Andrei is ready to deliver the denunciation to the Emperor. Kochubei’s acquaintances are filled with hatred for the hetman Mazepa.
A cellar in Mazepa’s palace in Belotserkovsk.
The lying hetman, having been warned of his denunciation by Peter I’s retainers, has succeeded in slandering Kochubei to the Emperor. Bound in chains and having been tortured, both Iskra and Kochubei await interrogation.
Orlik, the hetman’s retainer enters. He demands that Kochubei give up the treasure he has allegedly buried in the village of Dikanka. Kochubei has nothing: his honour has been despoiled and his beloved daughter taken from him by Mazepa.
Kochubei desires one thing only – revenge.
A room in Mazepa’s palace.
The hetman is receiving in secret the ambassadors of the Swedish King. Orlik enters and receives the order to execute Kochubei.
Maria appears. In a talk with Mazepa, she upbraids him for his coldness towards her. Jealous suspicions torment her soul. Unwillingly, the hetman must state the true reason for his coldness, and he reveals the secret plan against the Russian Emperor. Mazepa wants to know whom Maria would choose: her father or her husband, if she was forced to make that choice? In disarray, she speaks of the boundless nature of her love, saying she does not understand the choice Mazepa is offering. Mazepa leaves. Having secretly gained access to the palace, Maria’s mother appears; she tells her daughter of the failed plot against Mazepa, and is stunned that her daughter does not know about the death that awaits her father. Maria and Lyubov hasten to stop the execution.
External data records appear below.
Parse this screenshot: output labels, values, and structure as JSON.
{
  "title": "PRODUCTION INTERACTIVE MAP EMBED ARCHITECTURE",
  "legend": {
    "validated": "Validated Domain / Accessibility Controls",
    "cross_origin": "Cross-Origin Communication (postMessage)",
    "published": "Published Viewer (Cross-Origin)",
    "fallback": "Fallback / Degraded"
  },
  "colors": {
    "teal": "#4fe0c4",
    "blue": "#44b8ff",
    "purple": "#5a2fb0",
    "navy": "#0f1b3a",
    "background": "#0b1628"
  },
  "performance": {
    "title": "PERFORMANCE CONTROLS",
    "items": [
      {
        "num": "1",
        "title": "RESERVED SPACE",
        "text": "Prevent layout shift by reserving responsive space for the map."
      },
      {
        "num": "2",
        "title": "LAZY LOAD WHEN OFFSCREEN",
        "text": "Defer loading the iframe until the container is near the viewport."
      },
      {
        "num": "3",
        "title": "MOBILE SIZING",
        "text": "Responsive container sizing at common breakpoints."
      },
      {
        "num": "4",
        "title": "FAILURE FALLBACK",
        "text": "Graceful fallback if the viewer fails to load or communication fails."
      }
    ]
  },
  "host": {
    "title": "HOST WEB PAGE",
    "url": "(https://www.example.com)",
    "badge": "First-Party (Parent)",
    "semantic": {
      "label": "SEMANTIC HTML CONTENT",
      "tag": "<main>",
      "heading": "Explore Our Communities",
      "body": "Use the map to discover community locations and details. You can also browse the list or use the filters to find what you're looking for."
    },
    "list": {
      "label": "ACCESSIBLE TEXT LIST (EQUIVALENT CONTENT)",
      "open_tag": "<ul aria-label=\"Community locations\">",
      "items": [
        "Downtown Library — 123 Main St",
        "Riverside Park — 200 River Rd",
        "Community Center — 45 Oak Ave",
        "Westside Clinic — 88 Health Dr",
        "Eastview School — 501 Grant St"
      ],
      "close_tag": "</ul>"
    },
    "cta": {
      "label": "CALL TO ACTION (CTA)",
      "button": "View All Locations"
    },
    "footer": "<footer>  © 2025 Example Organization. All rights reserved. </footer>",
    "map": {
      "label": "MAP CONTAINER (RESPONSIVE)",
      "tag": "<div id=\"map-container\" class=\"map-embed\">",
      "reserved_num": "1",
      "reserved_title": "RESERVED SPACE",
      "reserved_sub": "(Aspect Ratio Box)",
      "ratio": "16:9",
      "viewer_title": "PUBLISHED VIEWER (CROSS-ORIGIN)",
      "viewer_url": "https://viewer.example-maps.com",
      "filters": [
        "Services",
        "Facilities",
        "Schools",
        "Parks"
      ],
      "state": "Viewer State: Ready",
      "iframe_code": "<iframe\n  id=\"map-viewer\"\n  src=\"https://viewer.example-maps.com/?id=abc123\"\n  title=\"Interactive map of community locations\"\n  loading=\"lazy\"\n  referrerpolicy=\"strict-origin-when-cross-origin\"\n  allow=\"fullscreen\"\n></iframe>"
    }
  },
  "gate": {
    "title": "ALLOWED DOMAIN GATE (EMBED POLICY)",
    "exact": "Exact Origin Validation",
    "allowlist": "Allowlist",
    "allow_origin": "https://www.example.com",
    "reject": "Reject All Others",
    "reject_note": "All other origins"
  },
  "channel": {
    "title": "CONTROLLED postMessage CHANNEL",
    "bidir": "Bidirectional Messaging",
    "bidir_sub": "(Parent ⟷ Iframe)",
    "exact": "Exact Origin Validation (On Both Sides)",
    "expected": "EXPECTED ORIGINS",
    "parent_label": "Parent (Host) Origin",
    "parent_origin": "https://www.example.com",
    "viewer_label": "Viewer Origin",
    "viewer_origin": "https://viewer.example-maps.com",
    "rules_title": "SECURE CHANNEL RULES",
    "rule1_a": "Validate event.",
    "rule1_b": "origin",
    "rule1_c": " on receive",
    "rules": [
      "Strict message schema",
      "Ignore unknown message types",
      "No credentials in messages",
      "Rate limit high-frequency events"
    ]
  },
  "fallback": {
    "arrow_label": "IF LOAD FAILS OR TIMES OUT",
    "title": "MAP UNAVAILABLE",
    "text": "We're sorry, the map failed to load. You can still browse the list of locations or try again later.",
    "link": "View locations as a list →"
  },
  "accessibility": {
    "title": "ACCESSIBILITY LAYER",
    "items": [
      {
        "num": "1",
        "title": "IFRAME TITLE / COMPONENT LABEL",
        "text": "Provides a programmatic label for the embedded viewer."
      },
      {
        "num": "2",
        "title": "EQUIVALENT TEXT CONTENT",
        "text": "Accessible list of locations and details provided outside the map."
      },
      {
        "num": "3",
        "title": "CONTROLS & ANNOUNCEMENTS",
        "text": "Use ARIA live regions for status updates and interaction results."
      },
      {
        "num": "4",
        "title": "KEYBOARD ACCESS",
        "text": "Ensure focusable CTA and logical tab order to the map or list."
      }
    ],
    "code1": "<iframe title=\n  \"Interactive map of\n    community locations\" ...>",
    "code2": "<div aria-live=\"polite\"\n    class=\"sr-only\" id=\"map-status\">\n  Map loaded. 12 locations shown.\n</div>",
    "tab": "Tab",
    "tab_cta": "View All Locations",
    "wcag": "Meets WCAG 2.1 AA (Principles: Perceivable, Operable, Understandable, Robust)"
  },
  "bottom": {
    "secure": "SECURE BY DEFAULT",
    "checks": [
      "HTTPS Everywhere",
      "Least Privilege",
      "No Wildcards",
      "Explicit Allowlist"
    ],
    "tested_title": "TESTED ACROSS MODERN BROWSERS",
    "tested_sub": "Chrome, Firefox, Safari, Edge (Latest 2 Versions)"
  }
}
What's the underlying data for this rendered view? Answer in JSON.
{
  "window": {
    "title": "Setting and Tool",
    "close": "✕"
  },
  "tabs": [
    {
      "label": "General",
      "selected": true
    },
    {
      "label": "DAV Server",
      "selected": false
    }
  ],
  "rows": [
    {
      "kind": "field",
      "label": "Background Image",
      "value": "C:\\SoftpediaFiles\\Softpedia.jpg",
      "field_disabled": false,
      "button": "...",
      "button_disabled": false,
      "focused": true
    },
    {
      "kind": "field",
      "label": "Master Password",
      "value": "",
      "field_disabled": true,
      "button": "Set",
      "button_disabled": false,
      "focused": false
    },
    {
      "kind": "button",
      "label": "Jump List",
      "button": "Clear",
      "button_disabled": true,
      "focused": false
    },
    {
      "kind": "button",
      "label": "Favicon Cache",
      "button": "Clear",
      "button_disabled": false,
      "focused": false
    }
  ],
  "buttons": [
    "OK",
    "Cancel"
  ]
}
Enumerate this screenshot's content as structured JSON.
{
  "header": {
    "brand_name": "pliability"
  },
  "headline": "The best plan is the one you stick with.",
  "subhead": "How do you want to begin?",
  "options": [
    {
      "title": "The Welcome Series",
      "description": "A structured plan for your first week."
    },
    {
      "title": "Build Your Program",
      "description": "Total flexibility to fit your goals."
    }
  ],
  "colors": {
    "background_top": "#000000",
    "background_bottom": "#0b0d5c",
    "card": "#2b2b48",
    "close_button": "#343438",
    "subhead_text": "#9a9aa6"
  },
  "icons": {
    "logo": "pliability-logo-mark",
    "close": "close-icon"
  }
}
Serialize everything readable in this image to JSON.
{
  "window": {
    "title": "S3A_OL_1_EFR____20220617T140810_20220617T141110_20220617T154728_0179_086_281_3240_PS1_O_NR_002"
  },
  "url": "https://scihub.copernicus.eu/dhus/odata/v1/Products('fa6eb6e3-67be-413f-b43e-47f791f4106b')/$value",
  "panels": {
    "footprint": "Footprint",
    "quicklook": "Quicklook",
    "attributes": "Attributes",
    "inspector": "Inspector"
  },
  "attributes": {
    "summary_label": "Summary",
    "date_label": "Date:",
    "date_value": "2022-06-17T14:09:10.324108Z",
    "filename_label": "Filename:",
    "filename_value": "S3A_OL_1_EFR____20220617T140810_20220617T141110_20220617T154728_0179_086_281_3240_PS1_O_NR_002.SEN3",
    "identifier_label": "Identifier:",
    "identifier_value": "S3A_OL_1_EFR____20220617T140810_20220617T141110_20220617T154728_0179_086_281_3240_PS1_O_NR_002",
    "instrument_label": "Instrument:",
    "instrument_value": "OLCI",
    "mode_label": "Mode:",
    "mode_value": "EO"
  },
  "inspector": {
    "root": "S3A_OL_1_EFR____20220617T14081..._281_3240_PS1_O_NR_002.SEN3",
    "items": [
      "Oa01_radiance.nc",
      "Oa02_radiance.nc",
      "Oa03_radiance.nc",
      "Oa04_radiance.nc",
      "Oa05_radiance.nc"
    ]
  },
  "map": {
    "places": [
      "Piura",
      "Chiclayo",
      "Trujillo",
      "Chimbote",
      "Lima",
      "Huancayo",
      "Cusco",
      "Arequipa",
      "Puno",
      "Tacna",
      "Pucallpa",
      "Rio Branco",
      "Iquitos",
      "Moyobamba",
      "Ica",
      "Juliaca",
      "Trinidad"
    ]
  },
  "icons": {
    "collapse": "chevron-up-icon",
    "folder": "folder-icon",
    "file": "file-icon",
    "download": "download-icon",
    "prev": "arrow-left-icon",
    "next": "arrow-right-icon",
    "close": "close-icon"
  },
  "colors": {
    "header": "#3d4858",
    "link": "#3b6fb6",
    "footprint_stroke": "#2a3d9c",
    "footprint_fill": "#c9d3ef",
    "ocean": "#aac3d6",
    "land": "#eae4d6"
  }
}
The road leading to Kochubei’s place of execution.
The people await the appearance of the sentenced men, while a drunken Cossack sings and dances in the crowd.
The executioner appears, followed by Mazepa and Orlik, then Kochubei and his friend Iskra are brought in. The sentenced men bid farewell to one another, to the people and to life and they mount the scaffold. Maria and Lyubov run in. But they are too late. Sentence has been carried out.
The Battle of Poltava – symphonic scene.
Kochubei’s former home and garden.
The height of the battle, and the Russian warriors are pursuing the Swedes; Andrei is among them. He stops by the roadside and recalls the past when he was happy. Mazepa and Orlik appear. The y have fled the battle at Poltava. Andrei, recognising Mazepa, attacks him with his sword, but Mazepa is too quick for Andrei and wounds him fatally.
Maria appears; she has lost her mind; she recognises nothing around her. Drowning in grief, the girl laments her murdered father.
Orlik and Mazepa hide. Not recognising the dying Andrei, Maria soothes him with a lullaby.
World premiere: 3 February 1884, Bolshoi Theatre, Moscow
Premiere at the Mariinsky Theatre: 6 February 1884
Premiere of this production: 22 February 1950, Kirov Opera and Ballet Theatre (Mariinsky Theatre)
Last revival of the production: 15 May 2009
Running time: 3 hours 55 minutes
The performance has two intervals